Advanced data modelling and predictive analytics have the potential to transform the industry in the area of safety management. Distracted driving, forklift accidents and incidents during routine work have traditionally plagued the transportation and logistics industry. Gone are the days of having to manually report incidents, we now have digital tracking of injuries and incidents which means we can do more with analytics. Traffic congestion and incidents can be modelled and predicted to avoid accidents. While The Internet of Things (IoT) provides even more opportunity with a thirty-fold increase in internet-connected devices being slated to alter how logistics services operate by embedding on-board diagnostics (OBDs), telematics and sensors in everyday objects like forklifts, shipping trucks and even on drivers. This provides insight into the health and wellbeing of drivers, travel speed, alertness, how many times a driver brakes or how much force is put into the action for example. If enough data is aggregated, safety managers can pinpoint whether an incident has occurred because of a breach in procedure, training protocol or a lack of safety gear and can predict how to prevent these incidents in the future.
An IoT analytics solution contains the following components - data ingestion (connecting to the devices), stream processing (can be live streaming from data) and data storage (which is usually split into “warm” and “cold” data stores as IoT data can generate significant amounts of data).
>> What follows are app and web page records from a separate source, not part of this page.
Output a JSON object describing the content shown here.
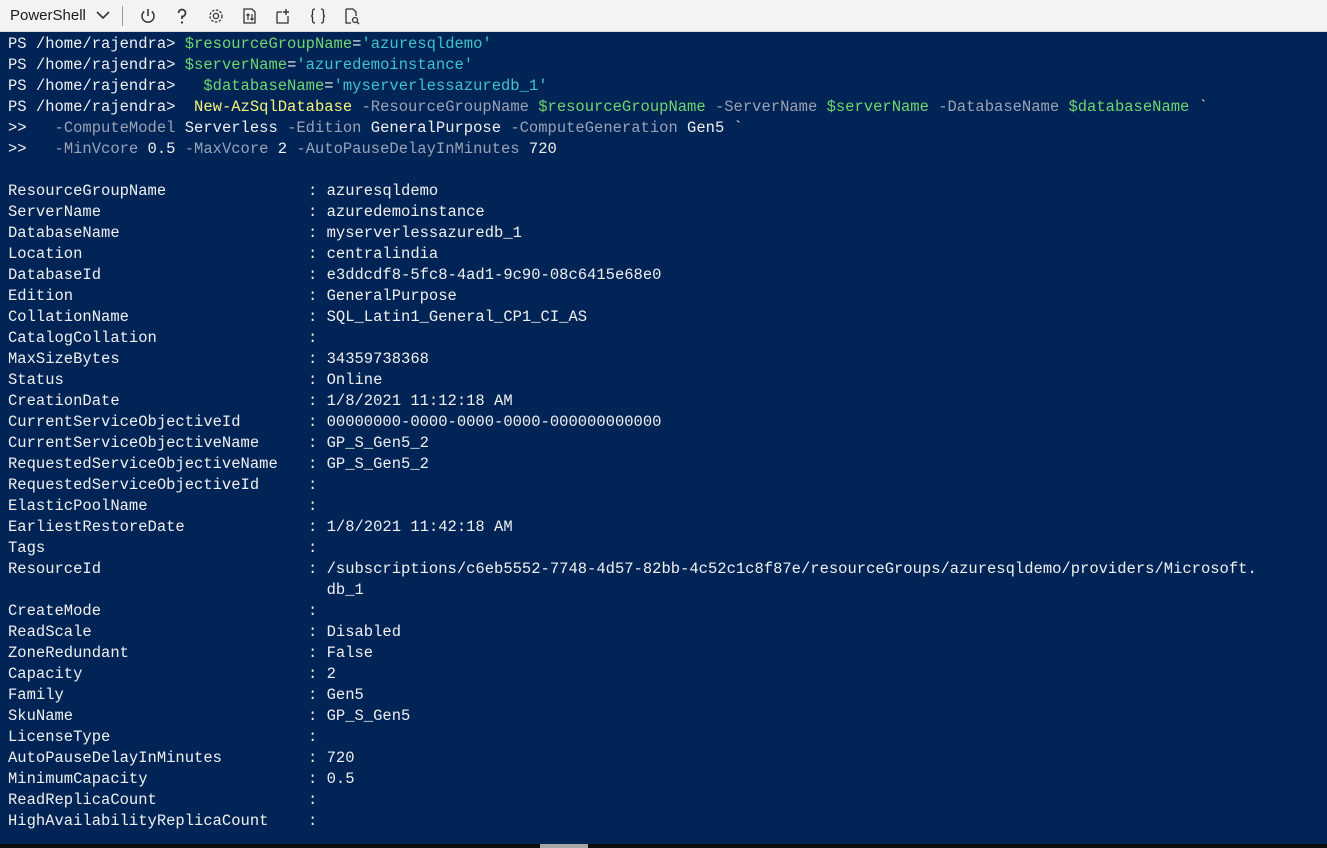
{
  "toolbar": {
    "shell_label": "PowerShell",
    "buttons": [
      {
        "icon": "power-icon",
        "glyph": "⏻"
      },
      {
        "icon": "help-icon",
        "glyph": "?"
      },
      {
        "icon": "gear-icon",
        "glyph": "⚙"
      },
      {
        "icon": "upload-download-icon",
        "glyph": "⇅"
      },
      {
        "icon": "open-new-session-icon",
        "glyph": "☐"
      },
      {
        "icon": "braces-icon",
        "glyph": "{}"
      },
      {
        "icon": "web-preview-icon",
        "glyph": "▤"
      }
    ]
  },
  "terminal": {
    "commands": [
      {
        "prompt": "PS /home/rajendra> ",
        "pre": "",
        "var": "$resourceGroupName",
        "eq": "=",
        "str": "'azuresqldemo'"
      },
      {
        "prompt": "PS /home/rajendra> ",
        "pre": "",
        "var": "$serverName",
        "eq": "=",
        "str": "'azuredemoinstance'"
      },
      {
        "prompt": "PS /home/rajendra> ",
        "pre": "  ",
        "var": "$databaseName",
        "eq": "=",
        "str": "'myserverlessazuredb_1'"
      }
    ],
    "cmd_line": {
      "prompt": "PS /home/rajendra> ",
      "pre": " ",
      "cmdlet": "New-AzSqlDatabase",
      "p1": " -ResourceGroupName ",
      "v1": "$resourceGroupName",
      "p2": " -ServerName ",
      "v2": "$serverName",
      "p3": " -DatabaseName ",
      "v3": "$databaseName",
      "tick": " `"
    },
    "cont1": {
      "prompt": ">>   ",
      "p1": "-ComputeModel",
      "a1": " Serverless ",
      "p2": "-Edition",
      "a2": " GeneralPurpose ",
      "p3": "-ComputeGeneration",
      "a3": " Gen5 `"
    },
    "cont2": {
      "prompt": ">>   ",
      "p1": "-MinVcore",
      "a1": " 0.5 ",
      "p2": "-MaxVcore",
      "a2": " 2 ",
      "p3": "-AutoPauseDelayInMinutes",
      "a3": " 720"
    },
    "output": [
      {
        "key": "ResourceGroupName",
        "val": ": azuresqldemo"
      },
      {
        "key": "ServerName",
        "val": ": azuredemoinstance"
      },
      {
        "key": "DatabaseName",
        "val": ": myserverlessazuredb_1"
      },
      {
        "key": "Location",
        "val": ": centralindia"
      },
      {
        "key": "DatabaseId",
        "val": ": e3ddcdf8-5fc8-4ad1-9c90-08c6415e68e0"
      },
      {
        "key": "Edition",
        "val": ": GeneralPurpose"
      },
      {
        "key": "CollationName",
        "val": ": SQL_Latin1_General_CP1_CI_AS"
      },
      {
        "key": "CatalogCollation",
        "val": ":"
      },
      {
        "key": "MaxSizeBytes",
        "val": ": 34359738368"
      },
      {
        "key": "Status",
        "val": ": Online"
      },
      {
        "key": "CreationDate",
        "val": ": 1/8/2021 11:12:18 AM"
      },
      {
        "key": "CurrentServiceObjectiveId",
        "val": ": 00000000-0000-0000-0000-000000000000"
      },
      {
        "key": "CurrentServiceObjectiveName",
        "val": ": GP_S_Gen5_2"
      },
      {
        "key": "RequestedServiceObjectiveName",
        "val": ": GP_S_Gen5_2"
      },
      {
        "key": "RequestedServiceObjectiveId",
        "val": ":"
      },
      {
        "key": "ElasticPoolName",
        "val": ":"
      },
      {
        "key": "EarliestRestoreDate",
        "val": ": 1/8/2021 11:42:18 AM"
      },
      {
        "key": "Tags",
        "val": ":"
      },
      {
        "key": "ResourceId",
        "val": ": /subscriptions/c6eb5552-7748-4d57-82bb-4c52c1c8f87e/resourceGroups/azuresqldemo/providers/Microsoft."
      },
      {
        "key": "",
        "val": "  db_1"
      },
      {
        "key": "CreateMode",
        "val": ":"
      },
      {
        "key": "ReadScale",
        "val": ": Disabled"
      },
      {
        "key": "ZoneRedundant",
        "val": ": False"
      },
      {
        "key": "Capacity",
        "val": ": 2"
      },
      {
        "key": "Family",
        "val": ": Gen5"
      },
      {
        "key": "SkuName",
        "val": ": GP_S_Gen5"
      },
      {
        "key": "LicenseType",
        "val": ":"
      },
      {
        "key": "AutoPauseDelayInMinutes",
        "val": ": 720"
      },
      {
        "key": "MinimumCapacity",
        "val": ": 0.5"
      },
      {
        "key": "ReadReplicaCount",
        "val": ":"
      },
      {
        "key": "HighAvailabilityReplicaCount",
        "val": ":"
      }
    ]
  }
}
5. Minimise Service Management Costs
Traditional & predictive analytics can also help detect service, application & employee issues early to facilitate targeted service delivery with reduced response times. Analytics could centre around component failure, service requests, contract and warranty management, inventory management, fleet service, remote support analysis and parts requirements forecasting.
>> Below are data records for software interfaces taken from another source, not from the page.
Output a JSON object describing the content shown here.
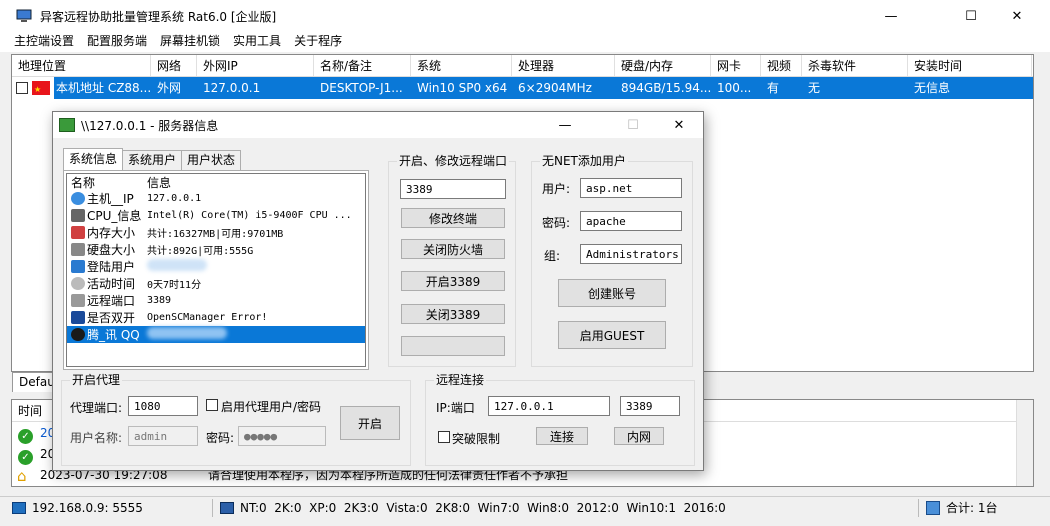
{
  "window": {
    "title": "异客远程协助批量管理系统 Rat6.0 [企业版]",
    "min": "—",
    "max": "☐",
    "close": "✕"
  },
  "menu": [
    "主控端设置",
    "配置服务端",
    "屏幕挂机锁",
    "实用工具",
    "关于程序"
  ],
  "grid": {
    "headers": [
      "地理位置",
      "网络",
      "外网IP",
      "名称/备注",
      "系统",
      "处理器",
      "硬盘/内存",
      "网卡",
      "视频",
      "杀毒软件",
      "安装时间"
    ],
    "row": [
      "本机地址 CZ88...",
      "外网",
      "127.0.0.1",
      "DESKTOP-J1...",
      "Win10 SP0 x64",
      "6×2904MHz",
      "894GB/15.94...",
      "100...",
      "有",
      "无",
      "无信息"
    ]
  },
  "bottom_tab": "Default",
  "log": {
    "header": "时间",
    "rows": [
      {
        "time": "20",
        "msg": ""
      },
      {
        "time": "20",
        "msg": ""
      },
      {
        "time": "2023-07-30 19:27:08",
        "msg": "请合理使用本程序，因为本程序所造成的任何法律责任作者不予承担"
      }
    ]
  },
  "status": {
    "ip": "192.168.0.9: 5555",
    "os": "NT:0  2K:0  XP:0  2K3:0  Vista:0  2K8:0  Win7:0  Win8:0  2012:0  Win10:1  2016:0",
    "total": "合计: 1台"
  },
  "dialog": {
    "title": "\\\\127.0.0.1 - 服务器信息",
    "tabs": [
      "系统信息",
      "系统用户",
      "用户状态"
    ],
    "info_head": [
      "名称",
      "信息"
    ],
    "info_rows": [
      {
        "k": "主机__IP",
        "v": "127.0.0.1",
        "icon": "globe-icon",
        "color": "#3a8ee0"
      },
      {
        "k": "CPU_信息",
        "v": "Intel(R) Core(TM) i5-9400F CPU ...",
        "icon": "cpu-icon",
        "color": "#666666"
      },
      {
        "k": "内存大小",
        "v": "共计:16327MB|可用:9701MB",
        "icon": "memory-icon",
        "color": "#d04040"
      },
      {
        "k": "硬盘大小",
        "v": "共计:892G|可用:555G",
        "icon": "disk-icon",
        "color": "#888888"
      },
      {
        "k": "登陆用户",
        "v": "",
        "icon": "user-icon",
        "color": "#2a7ad0"
      },
      {
        "k": "活动时间",
        "v": "0天7时11分",
        "icon": "clock-icon",
        "color": "#bbbbbb"
      },
      {
        "k": "远程端口",
        "v": "3389",
        "icon": "server-icon",
        "color": "#999999"
      },
      {
        "k": "是否双开",
        "v": "OpenSCManager Error!",
        "icon": "monitor-icon",
        "color": "#1a4a9a"
      },
      {
        "k": "腾_讯 QQ",
        "v": "",
        "icon": "qq-icon",
        "color": "#1a1a1a"
      }
    ],
    "port_group": {
      "label": "开启、修改远程端口",
      "value": "3389",
      "buttons": [
        "修改终端",
        "关闭防火墙",
        "开启3389",
        "关闭3389",
        ""
      ]
    },
    "user_group": {
      "label": "无NET添加用户",
      "user_label": "用户:",
      "user_value": "asp.net",
      "pass_label": "密码:",
      "pass_value": "apache",
      "group_label": "组:",
      "group_value": "Administrators",
      "create": "创建账号",
      "guest": "启用GUEST"
    },
    "proxy_group": {
      "label": "开启代理",
      "port_label": "代理端口:",
      "port_value": "1080",
      "auth_label": "启用代理用户/密码",
      "user_label": "用户名称:",
      "user_placeholder": "admin",
      "pass_label": "密码:",
      "pass_placeholder": "●●●●●",
      "start": "开启"
    },
    "remote_group": {
      "label": "远程连接",
      "ip_label": "IP:端口",
      "ip_value": "127.0.0.1",
      "port_value": "3389",
      "breakthrough": "突破限制",
      "connect": "连接",
      "intranet": "内网"
    }
  }
}
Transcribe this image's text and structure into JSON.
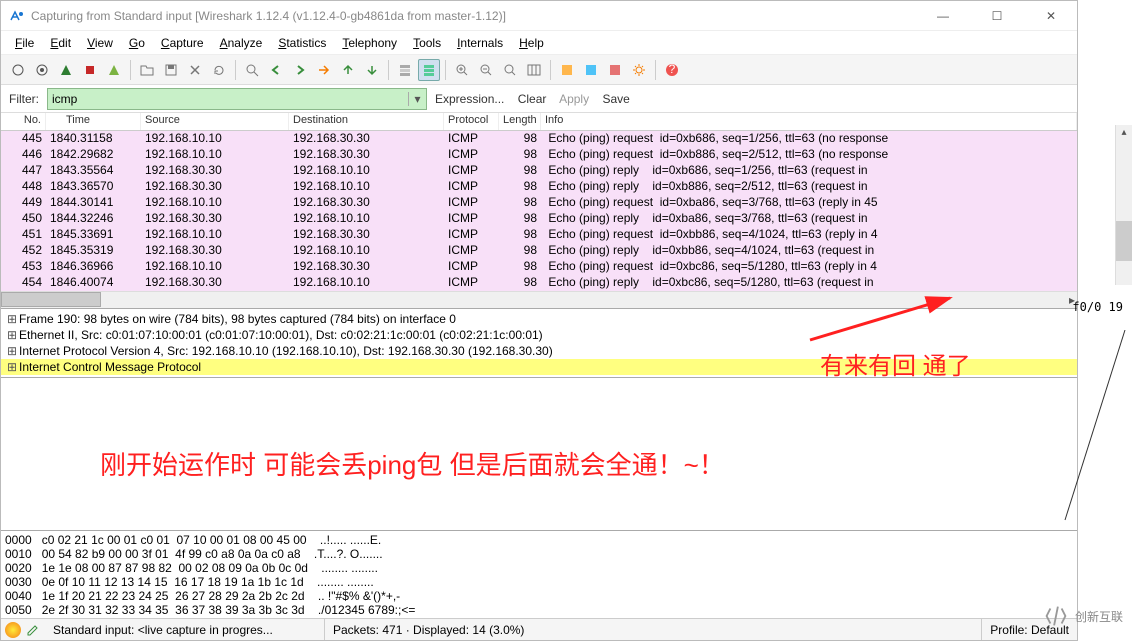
{
  "title": "Capturing from Standard input    [Wireshark 1.12.4  (v1.12.4-0-gb4861da from master-1.12)]",
  "menu": [
    "File",
    "Edit",
    "View",
    "Go",
    "Capture",
    "Analyze",
    "Statistics",
    "Telephony",
    "Tools",
    "Internals",
    "Help"
  ],
  "filter": {
    "label": "Filter:",
    "value": "icmp",
    "links": {
      "expr": "Expression...",
      "clear": "Clear",
      "apply": "Apply",
      "save": "Save"
    }
  },
  "cols": {
    "no": "No.",
    "time": "Time",
    "source": "Source",
    "dest": "Destination",
    "proto": "Protocol",
    "len": "Length",
    "info": "Info"
  },
  "packets": [
    {
      "no": "445",
      "time": "1840.31158",
      "src": "192.168.10.10",
      "dst": "192.168.30.30",
      "proto": "ICMP",
      "len": "98",
      "info": "Echo (ping) request  id=0xb686, seq=1/256, ttl=63 (no response"
    },
    {
      "no": "446",
      "time": "1842.29682",
      "src": "192.168.10.10",
      "dst": "192.168.30.30",
      "proto": "ICMP",
      "len": "98",
      "info": "Echo (ping) request  id=0xb886, seq=2/512, ttl=63 (no response"
    },
    {
      "no": "447",
      "time": "1843.35564",
      "src": "192.168.30.30",
      "dst": "192.168.10.10",
      "proto": "ICMP",
      "len": "98",
      "info": "Echo (ping) reply    id=0xb686, seq=1/256, ttl=63 (request in "
    },
    {
      "no": "448",
      "time": "1843.36570",
      "src": "192.168.30.30",
      "dst": "192.168.10.10",
      "proto": "ICMP",
      "len": "98",
      "info": "Echo (ping) reply    id=0xb886, seq=2/512, ttl=63 (request in "
    },
    {
      "no": "449",
      "time": "1844.30141",
      "src": "192.168.10.10",
      "dst": "192.168.30.30",
      "proto": "ICMP",
      "len": "98",
      "info": "Echo (ping) request  id=0xba86, seq=3/768, ttl=63 (reply in 45"
    },
    {
      "no": "450",
      "time": "1844.32246",
      "src": "192.168.30.30",
      "dst": "192.168.10.10",
      "proto": "ICMP",
      "len": "98",
      "info": "Echo (ping) reply    id=0xba86, seq=3/768, ttl=63 (request in "
    },
    {
      "no": "451",
      "time": "1845.33691",
      "src": "192.168.10.10",
      "dst": "192.168.30.30",
      "proto": "ICMP",
      "len": "98",
      "info": "Echo (ping) request  id=0xbb86, seq=4/1024, ttl=63 (reply in 4"
    },
    {
      "no": "452",
      "time": "1845.35319",
      "src": "192.168.30.30",
      "dst": "192.168.10.10",
      "proto": "ICMP",
      "len": "98",
      "info": "Echo (ping) reply    id=0xbb86, seq=4/1024, ttl=63 (request in"
    },
    {
      "no": "453",
      "time": "1846.36966",
      "src": "192.168.10.10",
      "dst": "192.168.30.30",
      "proto": "ICMP",
      "len": "98",
      "info": "Echo (ping) request  id=0xbc86, seq=5/1280, ttl=63 (reply in 4"
    },
    {
      "no": "454",
      "time": "1846.40074",
      "src": "192.168.30.30",
      "dst": "192.168.10.10",
      "proto": "ICMP",
      "len": "98",
      "info": "Echo (ping) reply    id=0xbc86, seq=5/1280, ttl=63 (request in"
    }
  ],
  "details": [
    "Frame 190: 98 bytes on wire (784 bits), 98 bytes captured (784 bits) on interface 0",
    "Ethernet II, Src: c0:01:07:10:00:01 (c0:01:07:10:00:01), Dst: c0:02:21:1c:00:01 (c0:02:21:1c:00:01)",
    "Internet Protocol Version 4, Src: 192.168.10.10 (192.168.10.10), Dst: 192.168.30.30 (192.168.30.30)",
    "Internet Control Message Protocol"
  ],
  "hex": [
    {
      "off": "0000",
      "b": "c0 02 21 1c 00 01 c0 01  07 10 00 01 08 00 45 00",
      "a": "..!..... ......E."
    },
    {
      "off": "0010",
      "b": "00 54 82 b9 00 00 3f 01  4f 99 c0 a8 0a 0a c0 a8",
      "a": ".T....?. O......."
    },
    {
      "off": "0020",
      "b": "1e 1e 08 00 87 87 98 82  00 02 08 09 0a 0b 0c 0d",
      "a": "........ ........"
    },
    {
      "off": "0030",
      "b": "0e 0f 10 11 12 13 14 15  16 17 18 19 1a 1b 1c 1d",
      "a": "........ ........"
    },
    {
      "off": "0040",
      "b": "1e 1f 20 21 22 23 24 25  26 27 28 29 2a 2b 2c 2d",
      "a": ".. !\"#$% &'()*+,-"
    },
    {
      "off": "0050",
      "b": "2e 2f 30 31 32 33 34 35  36 37 38 39 3a 3b 3c 3d",
      "a": "./012345 6789:;<="
    }
  ],
  "status": {
    "src": "Standard input: <live capture in progres...",
    "pkts": "Packets: 471 · Displayed: 14 (3.0%)",
    "profile": "Profile: Default"
  },
  "anno": {
    "top": "有来有回 通了",
    "mid": "刚开始运作时  可能会丢ping包 但是后面就会全通！~！"
  },
  "side": "f0/0  19",
  "logo": "创新互联"
}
6. Analytics To Optimise The Supply Chain
Use analytics to identify opportunities, minimise wastage, negotiate intelligently and tier contracts based on results.
The iMOVE cooperative research centre forecast that increasing capital and labour productivity in Australia’s freight supply chain by just 0.5% would increase the industry’s “gross valued added” (a measure of the value of industry production) by around $400 million annually.
Analytics solutions should encourage collaboration and information sharing across the supply chain to promote partner performance and ensure efficient movement of products end-to-end. Shippers, carriers, customers and other trading partners should be able to closely monitor the status of ordering, fulfillment and other aspects of cargo or supply chain management in real-time. Big Data and IoT data via sensors can provide real-time information about the objects being transported and provide visibility into monitoring temperature for cold-chain logistics. This allows for better customer experiences and process optimisation. Microsoft’s Azure IoT is an option here that allows transport and logistics providers to manage, track and monitor connected vehicles, freight or other assets in real-time with the Internet of Things.
The breadth and scope of data management and analytics services now available to Australian transport and logistics providers, especially with the rise of predictive analytics and insights on offer from IoT data, provide a wealth of opportunity. A mechanism and platforms need to be in place to ensure that operations are well-managed, technically fine-tuned as well as in-sync with the long-term business objectives. The capacity to collect data in real-time and smarter use of analytics across some key areas like the ones we mentioned enables greater safety during transport, better decision making around investments and the ability to monitor goods on a wide variety of aspects, making it possible to deliver outstanding service.